--- ASSIGNMENT ---
Strip out the pictures and output each remaining line of the data word for word.

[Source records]
· · · · · · ·

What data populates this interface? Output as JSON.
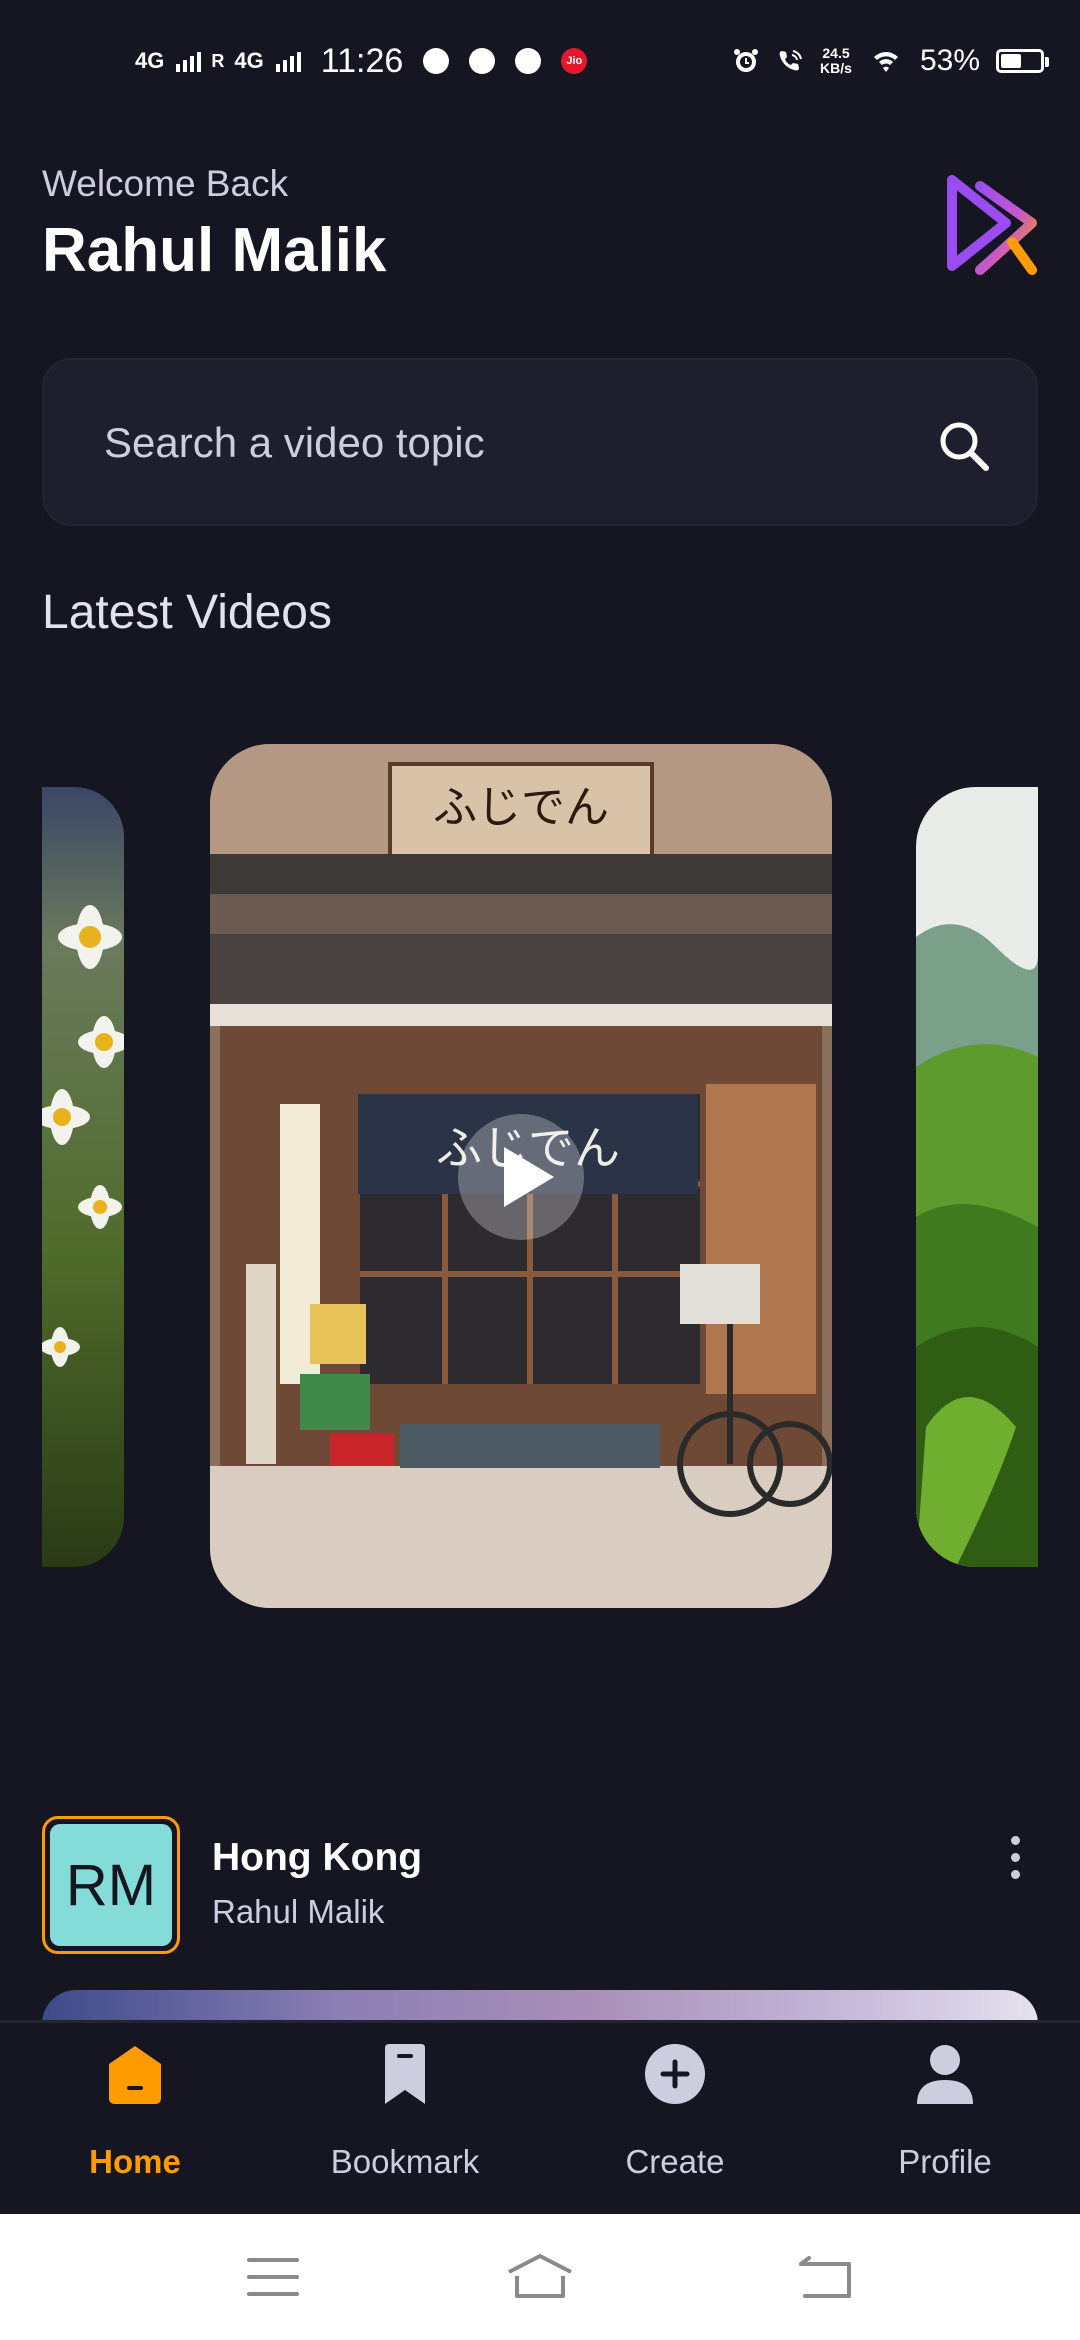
{
  "status_bar": {
    "network_1": "4G",
    "roaming": "R",
    "network_2": "4G",
    "time": "11:26",
    "jio_label": "Jio",
    "speed_value": "24.5",
    "speed_unit": "KB/s",
    "battery": "53%",
    "battery_level": 0.53
  },
  "header": {
    "welcome": "Welcome Back",
    "username": "Rahul Malik"
  },
  "search": {
    "placeholder": "Search a video topic",
    "value": ""
  },
  "section_title": "Latest Videos",
  "video_item": {
    "avatar_initials": "RM",
    "title": "Hong Kong",
    "author": "Rahul Malik"
  },
  "tabs": [
    {
      "label": "Home",
      "icon": "home-icon",
      "active": true
    },
    {
      "label": "Bookmark",
      "icon": "bookmark-icon",
      "active": false
    },
    {
      "label": "Create",
      "icon": "plus-circle-icon",
      "active": false
    },
    {
      "label": "Profile",
      "icon": "user-icon",
      "active": false
    }
  ],
  "colors": {
    "background": "#161622",
    "accent": "#ff9c01",
    "field": "#1e1e2d",
    "muted_text": "#cdcde0",
    "avatar_bg": "#83dcd8",
    "logo_gradient": [
      "#9b4cf0",
      "#ff9c01"
    ]
  }
}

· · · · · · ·

--- YOUR SOLUTION ---
What data populates this interface? Output as JSON.
{
  "status_bar": {
    "network_1": "4G",
    "roaming": "R",
    "network_2": "4G",
    "time": "11:26",
    "jio_label": "Jio",
    "speed_value": "24.5",
    "speed_unit": "KB/s",
    "battery": "53%",
    "battery_level": 0.53
  },
  "header": {
    "welcome": "Welcome Back",
    "username": "Rahul Malik"
  },
  "search": {
    "placeholder": "Search a video topic",
    "value": ""
  },
  "section_title": "Latest Videos",
  "video_item": {
    "avatar_initials": "RM",
    "title": "Hong Kong",
    "author": "Rahul Malik"
  },
  "tabs": [
    {
      "label": "Home",
      "icon": "home-icon",
      "active": true
    },
    {
      "label": "Bookmark",
      "icon": "bookmark-icon",
      "active": false
    },
    {
      "label": "Create",
      "icon": "plus-circle-icon",
      "active": false
    },
    {
      "label": "Profile",
      "icon": "user-icon",
      "active": false
    }
  ],
  "colors": {
    "background": "#161622",
    "accent": "#ff9c01",
    "field": "#1e1e2d",
    "muted_text": "#cdcde0",
    "avatar_bg": "#83dcd8",
    "logo_gradient": [
      "#9b4cf0",
      "#ff9c01"
    ]
  }
}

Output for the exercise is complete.